Ever felt that you had a story to tell? Have you ever thought: “One day I will write my story. But how do I start? What shall I tell about and what shall I not? How do I tell it? Do I tell it in the first person or in the third person? What is the purpose of me writing it? Is it for my own benefit only? Can others benefit from it? Who would read it? Who would be my audience?”
Well, these are typical questions that one would ask, and they are good questions. It is a good idea to answer them for first.
There are two ways one can approach this dilemma:
1. You can start writing your story without planning and see where it takes you; just flow with it. Don’t think too much. Just write what comes to your mind as if you were telling this story to a good friend; one story leads to another, and one story may remind you of something else etc.
2. Plan ahead. Determine what your purpose is for writing your memoir. Once you formulate your purpose you have some ground to start with and a direction. The next step is how you are going to achieve that purpose. If there is a message or messages you want the reader to have, then make sure you weave the messages you want to get across throughout your story.
Make a list of memories you want to share. You can list them in a chronological order if you choose to. Once you have the list, start writing about them one by one. Very important: don’t write about your whole life. Choose a period of time that was important to you and concentrate on it. Better you tell us more about the characters so we get to love them or hate them. You want to concentrate on a few main characters so the reader really gets to know them as well as you did. Don’t worry about your other stories. You can write another memoir about a different time period.
Don’t bother with how to the start and the end of the book. Just start writing and once you told your story, then tackle the “book ends” issue. The start and the end are a separate project.
It is good to create a mystery just from the start with added mysteries along the book.
Ensure each chapter has a start, middle and an end, and preferably each chapter should end with some kind of a cliffhanger–a hook.

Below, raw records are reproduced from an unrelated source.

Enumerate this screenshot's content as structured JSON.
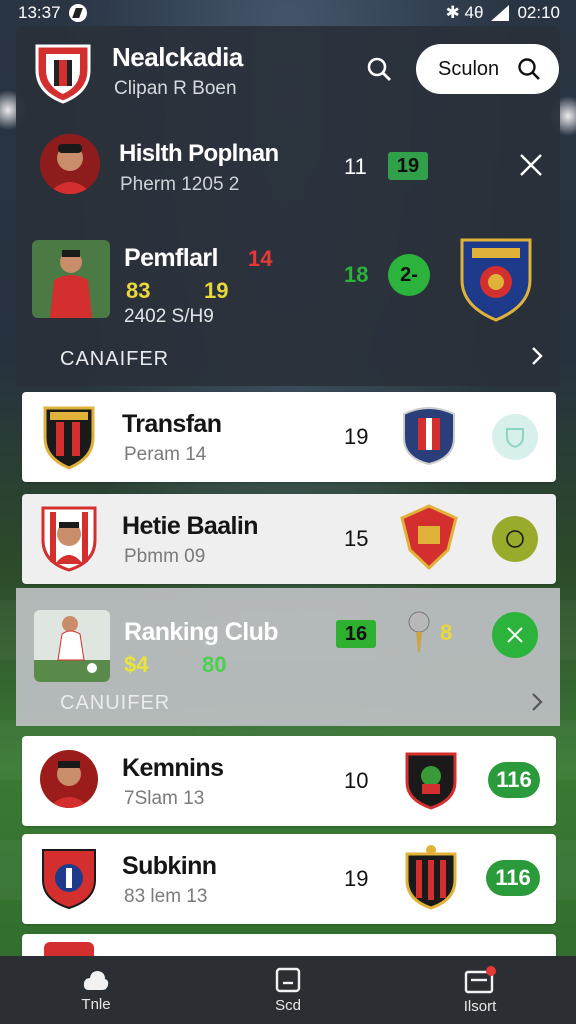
{
  "status_bar": {
    "time": "13:37",
    "right_text": "✱ 4θ",
    "battery": "02:10"
  },
  "header": {
    "title": "Nealckadia",
    "subtitle": "Clipan  R Boen"
  },
  "search": {
    "label": "Sculon"
  },
  "hero": {
    "row1": {
      "name": "Hislth Poplnan",
      "sub": "Pherm  1205 2",
      "number": "11",
      "badge": "19"
    },
    "row2": {
      "name": "Pemflarl",
      "red_number": "14",
      "yellow_a": "83",
      "yellow_b": "19",
      "sub": "2402 S/H9",
      "green_number": "18",
      "circle": "2-"
    },
    "transfer_label": "CANAIFER"
  },
  "cards": [
    {
      "name": "Transfan",
      "sub": "Peram 14",
      "number": "19"
    },
    {
      "name": "Hetie Baalin",
      "sub": "Pbmm 09",
      "number": "15"
    },
    {
      "name": "Kemnins",
      "sub": "7Slam 13",
      "number": "10",
      "pill": "116"
    },
    {
      "name": "Subkinn",
      "sub": "83 lem 13",
      "number": "19",
      "pill": "116"
    }
  ],
  "ranking": {
    "name": "Ranking Club",
    "badge": "16",
    "yellow": "8",
    "stat_a": "$4",
    "stat_b": "80",
    "transfer_label": "CANUIFER"
  },
  "bottom_nav": [
    {
      "label": "Tnle",
      "icon": "cloud-icon"
    },
    {
      "label": "Scd",
      "icon": "tablet-icon"
    },
    {
      "label": "Ilsort",
      "icon": "inbox-icon"
    }
  ],
  "colors": {
    "accent_green": "#2bb33c",
    "red": "#e53935",
    "yellow": "#e8d83a"
  }
}
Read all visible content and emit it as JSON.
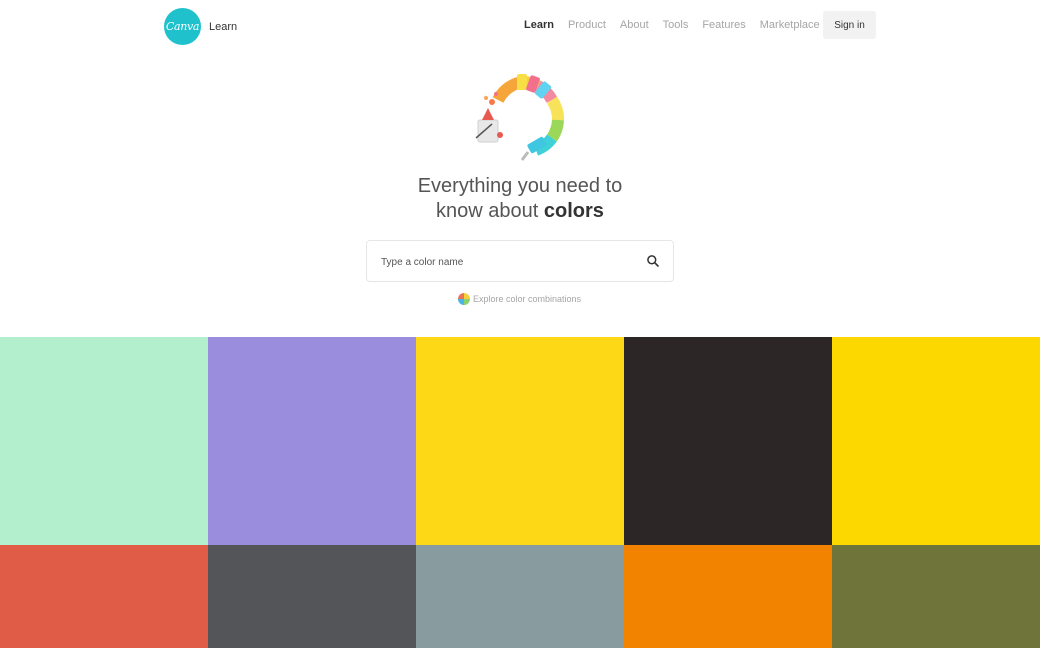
{
  "header": {
    "logo_text": "Canva",
    "brand_label": "Learn",
    "nav": [
      {
        "label": "Learn",
        "active": true
      },
      {
        "label": "Product",
        "active": false
      },
      {
        "label": "About",
        "active": false
      },
      {
        "label": "Tools",
        "active": false
      },
      {
        "label": "Features",
        "active": false
      },
      {
        "label": "Marketplace",
        "active": false
      }
    ],
    "signin_label": "Sign in"
  },
  "hero": {
    "headline_line1": "Everything you need to",
    "headline_line2_prefix": "know about ",
    "headline_line2_bold": "colors",
    "search_placeholder": "Type a color name",
    "search_value": "",
    "explore_label": "Explore color combinations"
  },
  "colors": {
    "brand": "#1fc2cc",
    "swatches": [
      "#b3efcd",
      "#9b8ddd",
      "#fcd817",
      "#2d2626",
      "#fcd800",
      "#e05c47",
      "#535559",
      "#889ca0",
      "#f28300",
      "#6e743a"
    ]
  }
}
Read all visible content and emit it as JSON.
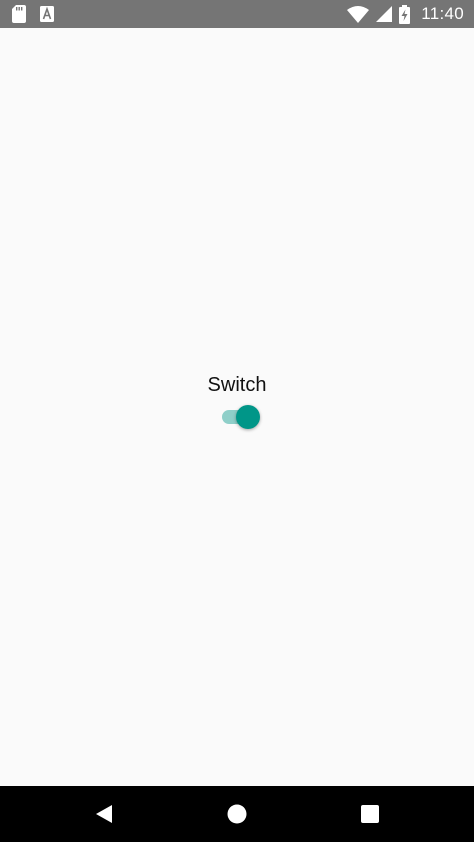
{
  "status_bar": {
    "time": "11:40",
    "left_icons": [
      "sd-card-icon",
      "font-a-icon"
    ],
    "right_icons": [
      "wifi-icon",
      "cell-signal-icon",
      "battery-charging-icon"
    ],
    "background": "#757575"
  },
  "main": {
    "switch_label": "Switch",
    "switch_state": "on",
    "accent_color": "#009688",
    "track_color": "#8fcfc9"
  },
  "nav_bar": {
    "buttons": [
      "back-icon",
      "home-icon",
      "recents-icon"
    ]
  }
}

The most successful action for me was to sit in my room uninterrupted and actually put myself AGAIN in the scene. Be that girl or boy you were, put yourself again in the same situation and try to recall more details, such as clothes, feelings, colors, smells, surroundings; be that child again. By doing it you first re-experience a memory… which is a lot of fun, whether it is joy or grief, you will benefit from it.
Second, you have a vivid picture that is easier to describe when you are IN the scene. Be like the actor that gets all engrossed with the character he portrays. Let yourself feel again, think again and describe in detail all that you experience. This way your writing will be vivid and the reader will be able to experience what you went through–that is the effect you want to create. A readerReaders that will laugh with you, cry with you, get angry with you, dream with you and get inspired by you.
Don’t criticize your writing. Just write! Put your stories in the drawer for a week or so and then re-read them and edit them if you see the need for it.
Read other books and memoirs; see what you like about them and adopt it. Read them from a viewpoint of a writer. Notice where you lose interest and see why, so you don’t repeat the same mistakes. Notice at which point you ceased reading as a writer, and what made it so gripping that you became a reader and forgot your writer’s hat.
I personally don’t like to read long chapters so I ensure mine are not too long, easy to read and make the reader curious to find out more.
Remember that you are unique and your story is unique. Believe in yourself and in your writing. Don’t get too many opinions and definitely, don’t listen to those who criticize you. Find a good friend that knows how to encourage you and push you along in achieving your goalspower.
Good Luck. Good writing!